County Council Member Hans Riemer

Editor’s note: This story was updated at 9:40 p.m. Thursday, Sept. 8, 2022, to correct an editing error and reflect that County Executive Marc Elrich, a Democrat, will face Republican Reardon Sullivan in the November general election.

Montgomery County Council Member Hans Riemer, who ran unsuccessfully for county executive in the July Democratic primary, has yet to file his final post-campaign finance disclosure statement with the Maryland State Board of Elections. The report was due Aug. 30. 

Riemer told Bethesda Beat Wednesday evening that his campaign is trying to resolve a discrepancy involving credit card processing fees.

“We just have a very small discrepancy in some of the processing fees, and we’re trying to figure out why,” Riemer said. 

Riemer said his team plans to file a request for a waiver with the state elections board. A representative with the state elections boardconfirmed Thursday that Riemer had not yet filed a request for a waiver. 

Riemer has accrued fines of $20 per day late, which increased to $35 per day Tuesday under current law. The fines are up to $210 as of Thursday.

Riemer came in third place in the Democratic primary and conceded a day after Election Day, finishing with just under 20% of the vote. Incumbent Marc Elrich defeated second-place challenger David Blair by 32 votes. Elrich will face Republican Reardon Sullivan in the Nov. 8 general election.

Riemer relied on the county’s public campaign finance system, created nearly eight years ago. Under that program, candidates for county executive and County Council can qualify for public matching funds if they agree to limit individual private contributions to no more than $250, and not to accept donations from corporate entities or political action committees (PACs).

Elrich also used this system. Elrich’s primary campaign took in a little over $1 million: In return for raising slightly more than $250,000 in small private donations, it qualified for the $750,000 maximum public subsidy per election authorized for county executive candidates.

In a disclosure statement filed Aug. 30 with the State Board of Elections, the Elrich campaign reported spending nearly $393,000 in the period from July 4 through Aug. 23, with most of that money spent or obligated in the period leading up to the July 19 primary. Combined with previously reported spending of $607,000 since he announced his bid for a second term in the summer of 2021, Elrich’s primary campaign spent an overall total of about $1 million.

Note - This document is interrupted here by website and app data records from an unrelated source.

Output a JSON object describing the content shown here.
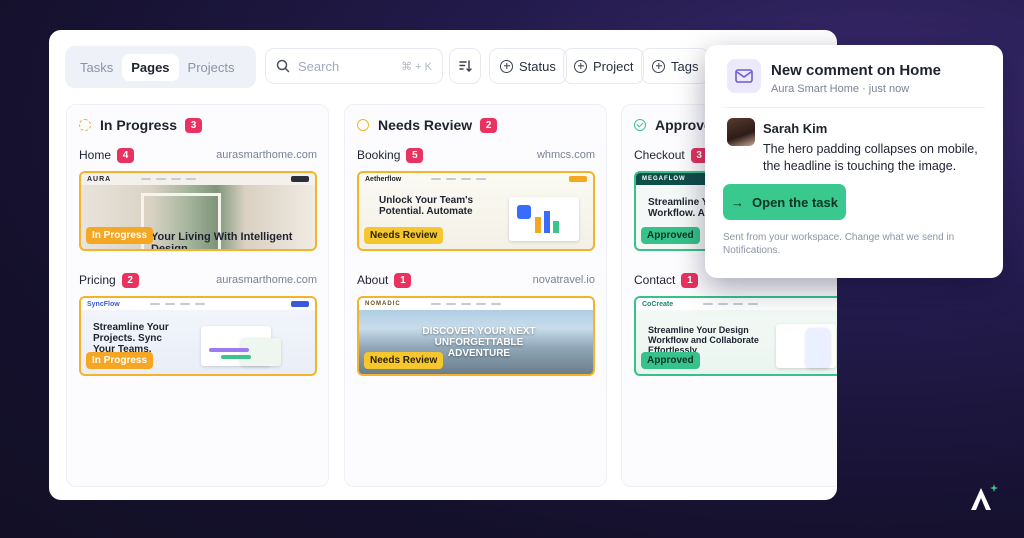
{
  "toolbar": {
    "tabs": [
      {
        "label": "Tasks",
        "active": false
      },
      {
        "label": "Pages",
        "active": true
      },
      {
        "label": "Projects",
        "active": false
      }
    ],
    "search": {
      "placeholder": "Search",
      "shortcut": "⌘ + K"
    },
    "filters": [
      "Status",
      "Project",
      "Tags"
    ]
  },
  "columns": [
    {
      "title": "In Progress",
      "count": "3",
      "status": "progress",
      "cards": [
        {
          "name": "Home",
          "count": "4",
          "domain": "aurasmarthome.com",
          "pill": "In Progress",
          "thumb_text": "Your Living With Intelligent Design",
          "logo": "AURA"
        },
        {
          "name": "Pricing",
          "count": "2",
          "domain": "aurasmarthome.com",
          "pill": "In Progress",
          "thumb_text": "Streamline Your Projects. Sync Your Teams.",
          "logo": "SyncFlow"
        }
      ]
    },
    {
      "title": "Needs Review",
      "count": "2",
      "status": "review",
      "cards": [
        {
          "name": "Booking",
          "count": "5",
          "domain": "whmcs.com",
          "pill": "Needs Review",
          "thumb_text": "Unlock Your Team's Potential. Automate",
          "logo": "Aetherflow"
        },
        {
          "name": "About",
          "count": "1",
          "domain": "novatravel.io",
          "pill": "Needs Review",
          "thumb_text": "DISCOVER YOUR NEXT UNFORGETTABLE ADVENTURE",
          "logo": "NOMADIC"
        }
      ]
    },
    {
      "title": "Approved",
      "count": "",
      "status": "approved",
      "cards": [
        {
          "name": "Checkout",
          "count": "3",
          "domain": "",
          "pill": "Approved",
          "thumb_text": "Streamline Your Workflow. Ar Growth",
          "logo": "MEGAFLOW"
        },
        {
          "name": "Contact",
          "count": "1",
          "domain": "",
          "pill": "Approved",
          "thumb_text": "Streamline Your Design Workflow and Collaborate Effortlessly",
          "logo": "CoCreate"
        }
      ]
    }
  ],
  "notification": {
    "title": "New comment on Home",
    "subtitle": "Aura Smart Home · just now",
    "commenter": "Sarah Kim",
    "comment": "The hero padding collapses on mobile, the headline is touching the image.",
    "button": "Open the task",
    "footer": "Sent from your workspace. Change what we send in Notifications."
  },
  "colors": {
    "progress": "#f5a623",
    "review": "#f6c62e",
    "approved": "#36c28a",
    "badge": "#e8325f",
    "accent": "#39c98f"
  },
  "icons": [
    "search-icon",
    "sort-icon",
    "plus-circle-icon",
    "mail-icon",
    "arrow-right-icon",
    "brand-logo-icon"
  ]
}
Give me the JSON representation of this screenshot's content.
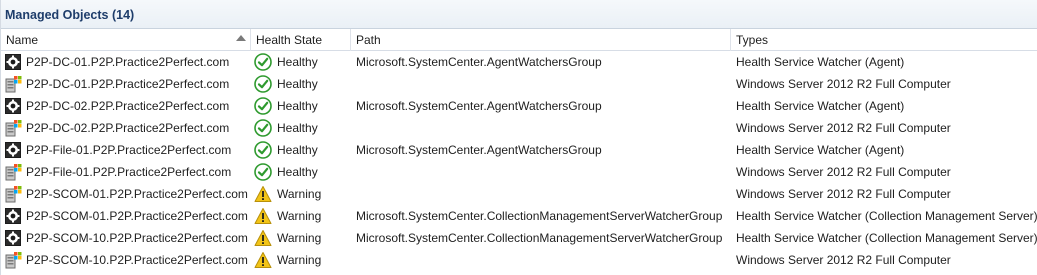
{
  "panel": {
    "title": "Managed Objects (14)"
  },
  "columns": {
    "name": "Name",
    "health": "Health State",
    "path": "Path",
    "types": "Types"
  },
  "rows": [
    {
      "name": "P2P-DC-01.P2P.Practice2Perfect.com",
      "icon": "health-service-watcher-icon",
      "health": "Healthy",
      "health_icon": "healthy-check-icon",
      "path": "Microsoft.SystemCenter.AgentWatchersGroup",
      "types": "Health Service Watcher (Agent)"
    },
    {
      "name": "P2P-DC-01.P2P.Practice2Perfect.com",
      "icon": "windows-computer-icon",
      "health": "Healthy",
      "health_icon": "healthy-check-icon",
      "path": "",
      "types": "Windows Server 2012 R2 Full Computer"
    },
    {
      "name": "P2P-DC-02.P2P.Practice2Perfect.com",
      "icon": "health-service-watcher-icon",
      "health": "Healthy",
      "health_icon": "healthy-check-icon",
      "path": "Microsoft.SystemCenter.AgentWatchersGroup",
      "types": "Health Service Watcher (Agent)"
    },
    {
      "name": "P2P-DC-02.P2P.Practice2Perfect.com",
      "icon": "windows-computer-icon",
      "health": "Healthy",
      "health_icon": "healthy-check-icon",
      "path": "",
      "types": "Windows Server 2012 R2 Full Computer"
    },
    {
      "name": "P2P-File-01.P2P.Practice2Perfect.com",
      "icon": "health-service-watcher-icon",
      "health": "Healthy",
      "health_icon": "healthy-check-icon",
      "path": "Microsoft.SystemCenter.AgentWatchersGroup",
      "types": "Health Service Watcher (Agent)"
    },
    {
      "name": "P2P-File-01.P2P.Practice2Perfect.com",
      "icon": "windows-computer-icon",
      "health": "Healthy",
      "health_icon": "healthy-check-icon",
      "path": "",
      "types": "Windows Server 2012 R2 Full Computer"
    },
    {
      "name": "P2P-SCOM-01.P2P.Practice2Perfect.com",
      "icon": "windows-computer-icon",
      "health": "Warning",
      "health_icon": "warning-triangle-icon",
      "path": "",
      "types": "Windows Server 2012 R2 Full Computer"
    },
    {
      "name": "P2P-SCOM-01.P2P.Practice2Perfect.com",
      "icon": "health-service-watcher-icon",
      "health": "Warning",
      "health_icon": "warning-triangle-icon",
      "path": "Microsoft.SystemCenter.CollectionManagementServerWatcherGroup",
      "types": "Health Service Watcher (Collection Management Server)"
    },
    {
      "name": "P2P-SCOM-10.P2P.Practice2Perfect.com",
      "icon": "health-service-watcher-icon",
      "health": "Warning",
      "health_icon": "warning-triangle-icon",
      "path": "Microsoft.SystemCenter.CollectionManagementServerWatcherGroup",
      "types": "Health Service Watcher (Collection Management Server)"
    },
    {
      "name": "P2P-SCOM-10.P2P.Practice2Perfect.com",
      "icon": "windows-computer-icon",
      "health": "Warning",
      "health_icon": "warning-triangle-icon",
      "path": "",
      "types": "Windows Server 2012 R2 Full Computer"
    }
  ],
  "colors": {
    "title": "#1e3d6b",
    "healthy": "#2e9a2e",
    "warning": "#f2c417"
  }
}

Blair spent a total of $6.55 million on his campaign. The former health care services company executive reported pumping nearly $1.38 million of his own money into the campaign in its closing weeks. Added to $4.8 million in his personal funds previously directed to the 2022 campaign, it brought his total self-financing this time to just under $6.18 million, or $780,000 more than what he sunk into his 2018 candidacy.